During a general board meeting where the matter of ensuring the safety of RUG researchers whose work may expose them to radiation was discussed, the board made the following comment about insurance issues: ‘Insurance is a complicated matter from any angle and usually, the first step is to check what travel advice the Department of Foreign Affairs provides for certain areas in the world. If that is negative, insurance is always going to be a problem and the University will not encourage people to travel to such areas, rather do the contrary.’
The special case of Ebola
Still, the Ebola Task Force of the Ministry assured De Bruijne that even though Sierra Leone had a negative travel advisory because of the Ebola threat, the insurance company should be able to support him because Ebola was a special case.
More people from the Netherlands were in the same position as De Bruijne. They wanted to go to Africa at the end of last year, but they struggled to find an insurance company willing to help them, he says.
Thea Hilhorst, professor in Humanitarian Aid and Reconstruction at Wageningen University, implies that the issue of safety is not exactly black and white. She travels almost exclusively to dangerous areas for her work, according to NOS .
‘An advisory is very important, but it’s not sacred. It’s a pretty rough measure. Our local contacts can often better assess exactly how safe or unsafe the situation on the ground is’, explains Hilhorst to NOS. She adds that it also depends on the specific area of the country. Some are relatively safe, but it may be more dangerous in other regions.

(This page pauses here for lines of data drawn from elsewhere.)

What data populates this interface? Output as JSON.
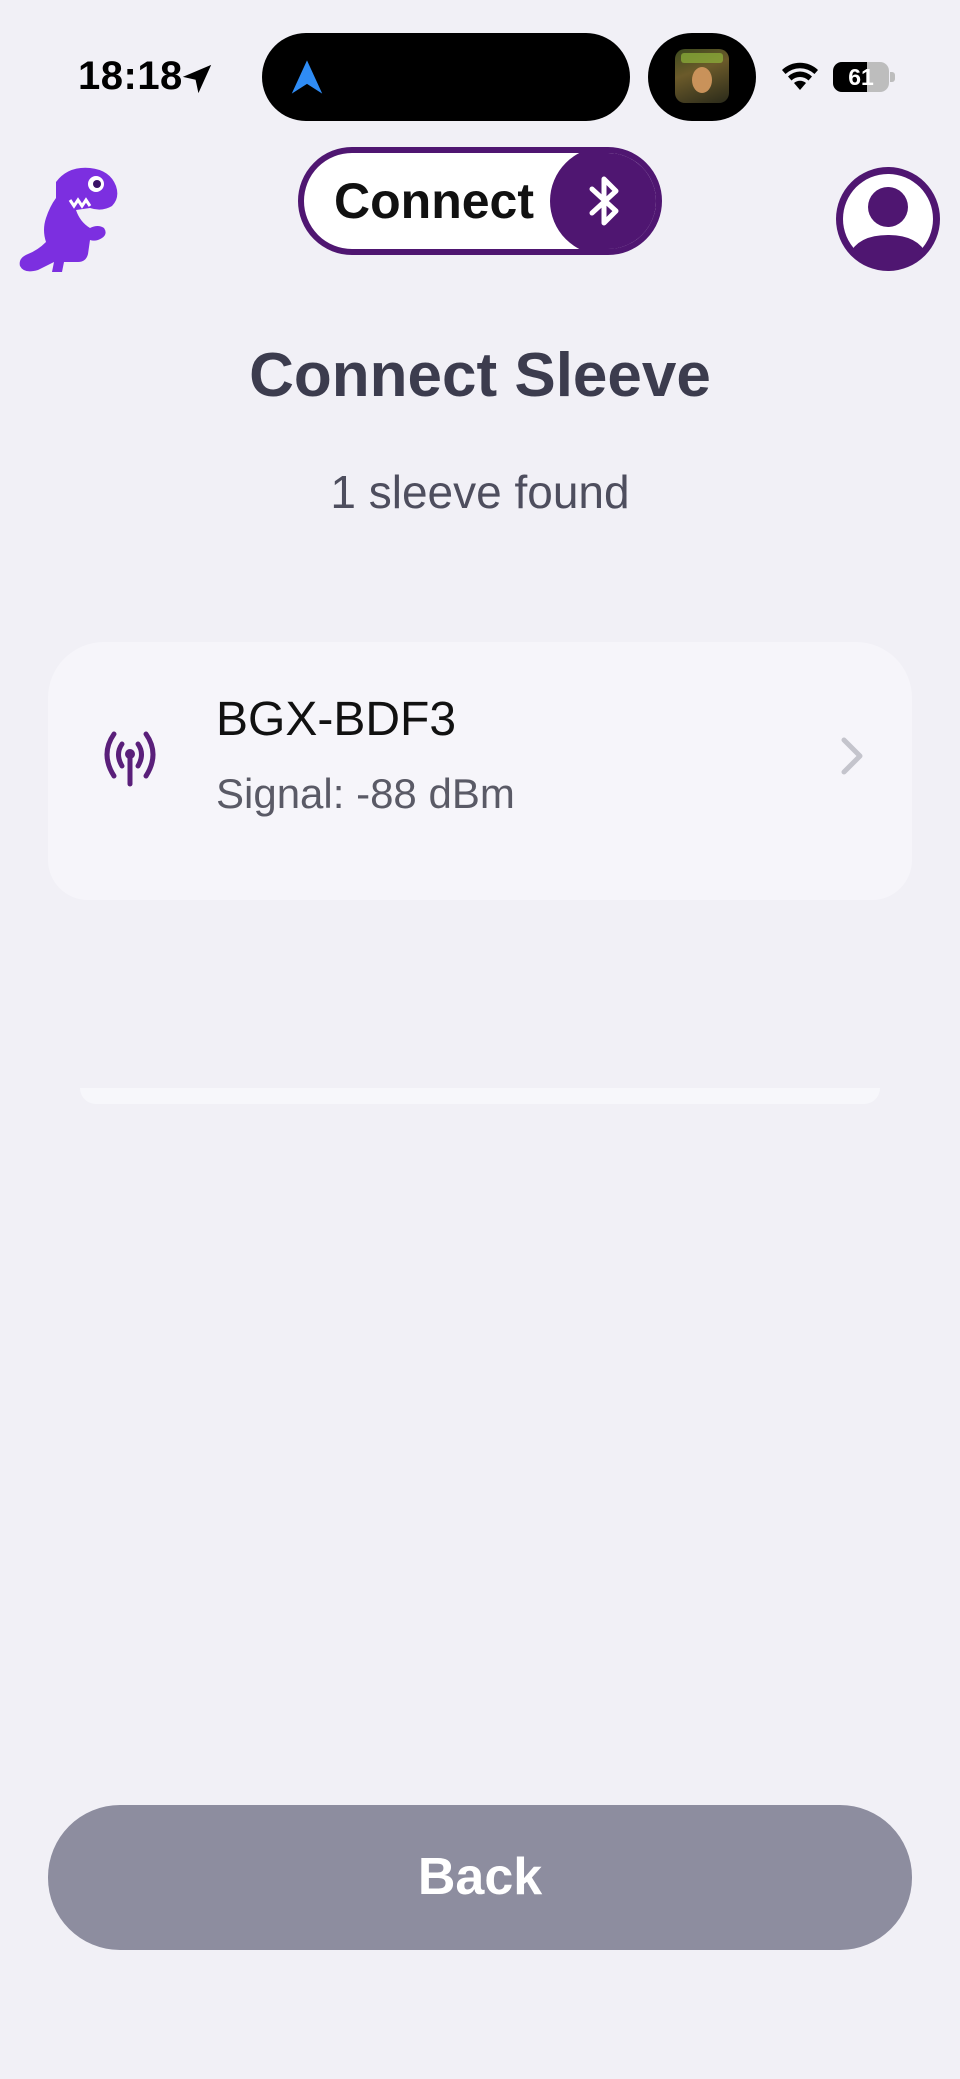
{
  "status_bar": {
    "time": "18:18",
    "battery_level": "61",
    "battery_fraction": 0.61,
    "icons": [
      "location-arrow-icon",
      "navigation-arrow-icon",
      "album-art-icon",
      "wifi-icon",
      "battery-icon"
    ]
  },
  "header": {
    "connect_label": "Connect",
    "icons": [
      "dino-logo-icon",
      "bluetooth-icon",
      "profile-icon"
    ],
    "accent_color": "#4f1671",
    "logo_color": "#7c2fe0"
  },
  "page": {
    "title": "Connect Sleeve",
    "subtitle": "1 sleeve found"
  },
  "devices": [
    {
      "name": "BGX-BDF3",
      "signal": "Signal: -88 dBm",
      "icon": "antenna-signal-icon"
    }
  ],
  "footer": {
    "back_label": "Back",
    "back_color": "#8d8d9f"
  }
}
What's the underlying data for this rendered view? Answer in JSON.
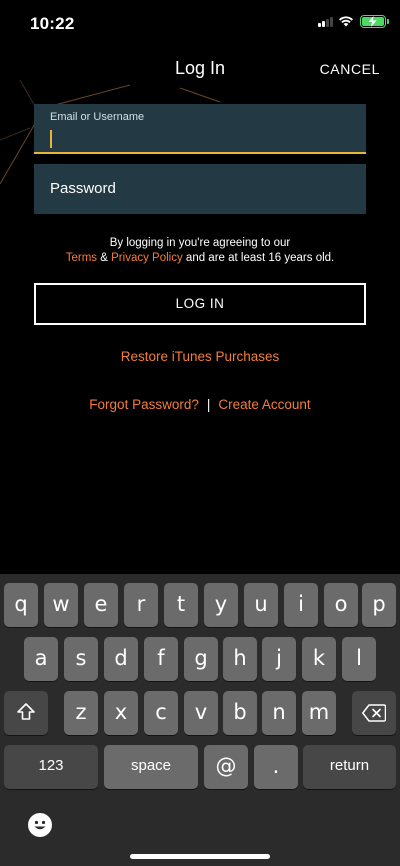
{
  "status_bar": {
    "time": "10:22"
  },
  "nav": {
    "title": "Log In",
    "cancel_label": "CANCEL"
  },
  "form": {
    "email_label": "Email or Username",
    "password_placeholder": "Password"
  },
  "agreement": {
    "line1": "By logging in you're agreeing to our",
    "terms": "Terms",
    "amp": "&",
    "privacy": "Privacy Policy",
    "tail": "and are at least 16 years old."
  },
  "login_label": "LOG IN",
  "restore_label": "Restore iTunes Purchases",
  "forgot_label": "Forgot Password?",
  "separator": "|",
  "create_label": "Create Account",
  "keyboard": {
    "row1": [
      "q",
      "w",
      "e",
      "r",
      "t",
      "y",
      "u",
      "i",
      "o",
      "p"
    ],
    "row2": [
      "a",
      "s",
      "d",
      "f",
      "g",
      "h",
      "j",
      "k",
      "l"
    ],
    "row3": [
      "z",
      "x",
      "c",
      "v",
      "b",
      "n",
      "m"
    ],
    "numbers": "123",
    "space": "space",
    "at": "@",
    "dot": ".",
    "return": "return"
  },
  "colors": {
    "accent": "#f47d3a",
    "field_bg": "#233944",
    "focus_underline": "#e9b43c"
  }
}
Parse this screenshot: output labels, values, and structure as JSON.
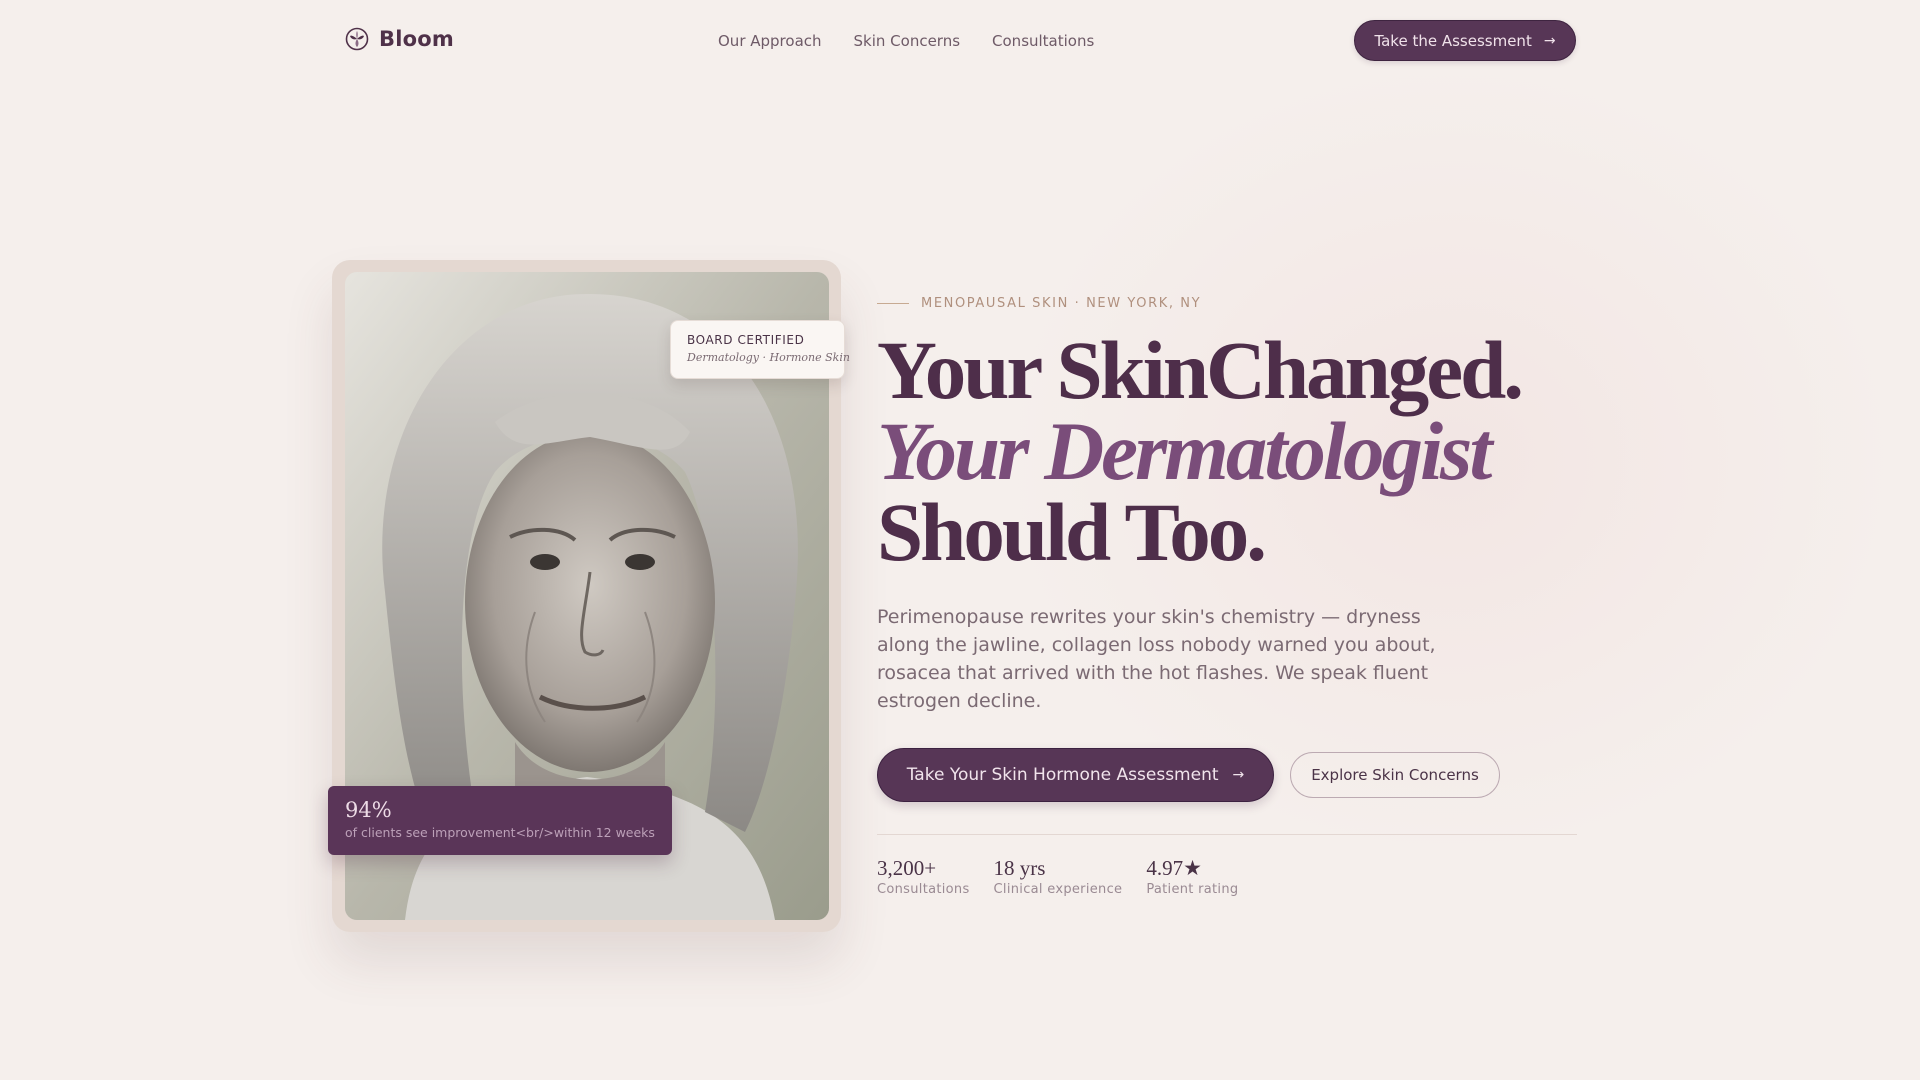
{
  "nav": {
    "brand": "Bloom",
    "links": [
      "Our Approach",
      "Skin Concerns",
      "Consultations"
    ],
    "cta_label": "Take the Assessment",
    "cta_icon": "arrow-right-icon"
  },
  "photo": {
    "cert_badge": {
      "title": "BOARD CERTIFIED",
      "subtitle": "Dermatology · Hormone Skin"
    },
    "stat_card": {
      "value": "94%",
      "text": "of clients see improvement<br/>within 12 weeks"
    }
  },
  "hero": {
    "eyebrow": "MENOPAUSAL SKIN · NEW YORK, NY",
    "headline_line1": "Your SkinChanged.",
    "headline_line2": "Your Dermatologist",
    "headline_line3": "Should Too.",
    "intro": "Perimenopause rewrites your skin's chemistry — dryness along the jawline, collagen loss nobody warned you about, rosacea that arrived with the hot flashes. We speak fluent estrogen decline.",
    "primary_cta": "Take Your Skin Hormone Assessment",
    "secondary_cta": "Explore Skin Concerns",
    "stats": [
      {
        "value": "3,200+",
        "label": "Consultations"
      },
      {
        "value": "18 yrs",
        "label": "Clinical experience"
      },
      {
        "value": "4.97★",
        "label": "Patient rating"
      }
    ]
  },
  "colors": {
    "background": "#f5efec",
    "brand_plum": "#573656",
    "accent_italic": "#7a4d7a"
  }
}
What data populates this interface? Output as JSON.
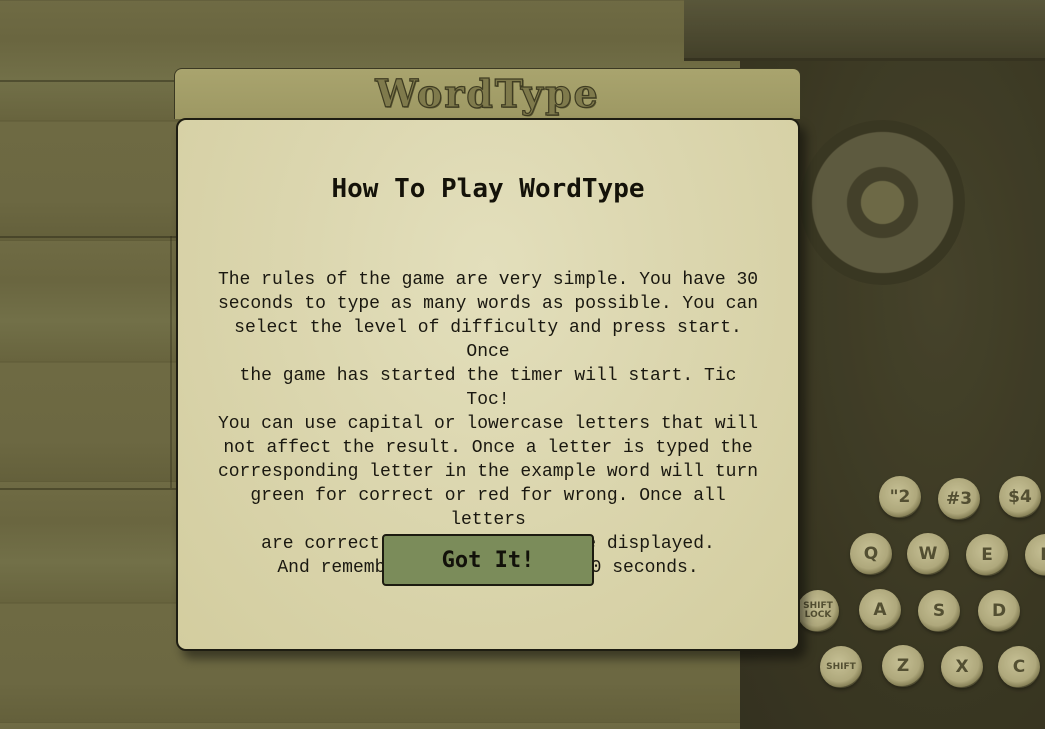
{
  "app": {
    "title": "WordType"
  },
  "modal": {
    "heading": "How To Play WordType",
    "rules_lines": [
      "The rules of the game are very simple. You have 30",
      "seconds to type as many words as possible. You can",
      "select the level of difficulty and press start. Once",
      "the game has started the timer will start. Tic Toc!",
      "You can use capital or lowercase letters that will",
      "not affect the result. Once a letter is typed the",
      "corresponding letter in the example word will turn",
      "green for correct or red for wrong. Once all letters",
      "are correct, a new word will be displayed."
    ],
    "reminder": "And remember, you only have 30 seconds.",
    "confirm_label": "Got It!"
  },
  "background": {
    "typewriter_keys": [
      "\"2",
      "#3",
      "$4",
      "Q",
      "W",
      "E",
      "F",
      "SHIFT LOCK",
      "A",
      "S",
      "D",
      "SHIFT",
      "Z",
      "X",
      "C"
    ]
  },
  "colors": {
    "header_bg": "#a9a46e",
    "modal_bg": "#dcd7b0",
    "button_bg": "#7b8c5a",
    "background_tint": "#6b6840"
  }
}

Nevertheless, many Dutch universities seem to be in agreement when it comes to insurance policies. The policies for certain faculties or study programmes of the University of Leiden, the VU University Amsterdam, and the University of Utrecht state clearly that they do not encourage students to travel to countries with a negative travel advisory.
As a consequence, the Ministry had an agreement with their European counterparts saying that European nationals should be able to go to Africa if it’s in relation to Ebola, explains De Bruijne. This medevac system guarantees that ‘Europe’ will cover the costs and logistical issues involved in repatriating an infected patient.
Based upon that, De Bruijne says that the insurance through AON and the RUG should have been financially possible. The only problem was that the University would have been responsible, he says.
After the University and AON declined to help him, he also considered going without any insurance. This, however, was not possible: the project he was working on was set up in collaboration with several NGOs and other organisations who required him to be insured, he says. He finally found a small private travel and health insurance company that was able to help him.
‘I don’t think the University should support everything’, de Bruijne says. ‘But they should be clear on what kind of risks they want to take.’ Especially in his case, he says that he feels a lack of explicit rules and policies for his situation complicated the process.
‘The University is trying to keep up with the top 100 universities of the world’, says Rasool, but he believes that their insurance policy is not helping with that.
‘I think the University has to move on with the times’, he says. ‘We have never had this situation before. There were never so many refugees on the run. They have to adapt.’
But there is more that has changed in the last few years. According to a comparison between the travel advisories of the Ministry of Foreign Affairs in 2010 and 2015, ‘many more countries have in recent years become more dangerous for travel’.
In 2010, only six countries were so unsafe that the Ministry advised people not to go to them. Today, the negative travel advice applies to thirteen countries, including Yemen, Libya, Sierra Leone and Syria.
This would mean that the chances of a RUG student wanting to go to an unsafe country are even higher, especially when it is in the nature of the program to deal with these kinds of areas. ‘This time, it’s me, and next year, it’s someone else’, says Rasool.